I'm with Kathy on this, too. When the staff of the church in Birmingham all met Jacki as she came off the plane after learning of Christina's death. It was the Christ "with skin on" that hugged and cried with her. Our pastor, Bill Elder was always one with words for every situation. Jacki and I were both incredibly moved when all he could do was cry (and they were real deep sobs) with us and hug us at that moment. And words of practical advice are what we received from him and others. Words like, "We will help you get through this. Let me help you with funeral arrangements. It is painful but doable even as you grieve."

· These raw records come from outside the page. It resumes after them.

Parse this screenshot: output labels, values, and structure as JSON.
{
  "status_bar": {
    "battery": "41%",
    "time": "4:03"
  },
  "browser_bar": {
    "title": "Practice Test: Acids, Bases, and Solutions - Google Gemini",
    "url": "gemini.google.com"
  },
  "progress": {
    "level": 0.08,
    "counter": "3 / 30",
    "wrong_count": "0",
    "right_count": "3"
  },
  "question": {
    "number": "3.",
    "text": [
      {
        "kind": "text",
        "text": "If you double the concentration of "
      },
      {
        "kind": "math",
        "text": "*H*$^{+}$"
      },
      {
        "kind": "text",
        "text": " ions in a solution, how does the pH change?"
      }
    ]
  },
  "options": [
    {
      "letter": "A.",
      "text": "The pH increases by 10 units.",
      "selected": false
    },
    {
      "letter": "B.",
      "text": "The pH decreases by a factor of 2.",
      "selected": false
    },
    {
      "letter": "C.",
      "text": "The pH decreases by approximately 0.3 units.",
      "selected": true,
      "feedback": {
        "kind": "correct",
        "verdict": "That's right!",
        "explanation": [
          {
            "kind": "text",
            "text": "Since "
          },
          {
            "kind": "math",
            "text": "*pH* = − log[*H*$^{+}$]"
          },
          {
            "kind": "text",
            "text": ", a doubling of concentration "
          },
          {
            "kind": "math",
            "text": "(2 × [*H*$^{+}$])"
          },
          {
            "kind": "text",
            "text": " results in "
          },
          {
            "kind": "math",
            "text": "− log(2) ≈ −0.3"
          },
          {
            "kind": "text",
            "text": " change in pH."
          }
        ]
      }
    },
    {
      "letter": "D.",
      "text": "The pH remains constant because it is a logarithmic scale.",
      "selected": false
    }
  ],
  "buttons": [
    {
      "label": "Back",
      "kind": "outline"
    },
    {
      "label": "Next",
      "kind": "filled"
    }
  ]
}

But there was an unseen presence of Jesus, too. We cried....a lot. But we were and continue to be amazed that the worst of it seemed to fall on Him. Somehow Jesus was there like armor receiving the sharp part of the pain while all we felt was the thud against the armor. People would say things like you did about losing a child; thoughts we shared before the event--I just knew that I would come apart if faced with it. But when it happened it was so surreal, because none of that type of grieving hit us. While we cried He kept us in His peace.

But it was the wonderful combination of "Christ with skin on" and His own Presence that surrounded us that got us through it. Molly, when that other shoe drops you will experience that too. He IS the Son we shall have when He is needed, and that is His reality.

serenity said...

Thanks, Uncle Paul. And thanks for your perspective. What a great picture that with God's support (and those of our loved ones) the pain is anesthetized a bit - a thud instead of a sharp pang. That's a very cool thought and one I've definitely experienced.

PurpleClover said...

Beautiful post. Excellent job in conveying your thoughts. I loved it!

I am somewhat angered when people are taught that God has "taken" someone and that he needed another angel. I don't believe that. I do believe that God is there when you need him most to help you through a tragedy, but people find it hard to rely on him because they are upset he didn't intervene. I can totally understand that frustration. I have not suffered a great tragedy (I've lost friends and family but no one immediate) and I like to think that when/if it ever happened I would not be angered by God because I know I will really need Him then.

I just hope these families can find the answers they need before they give up on that journey.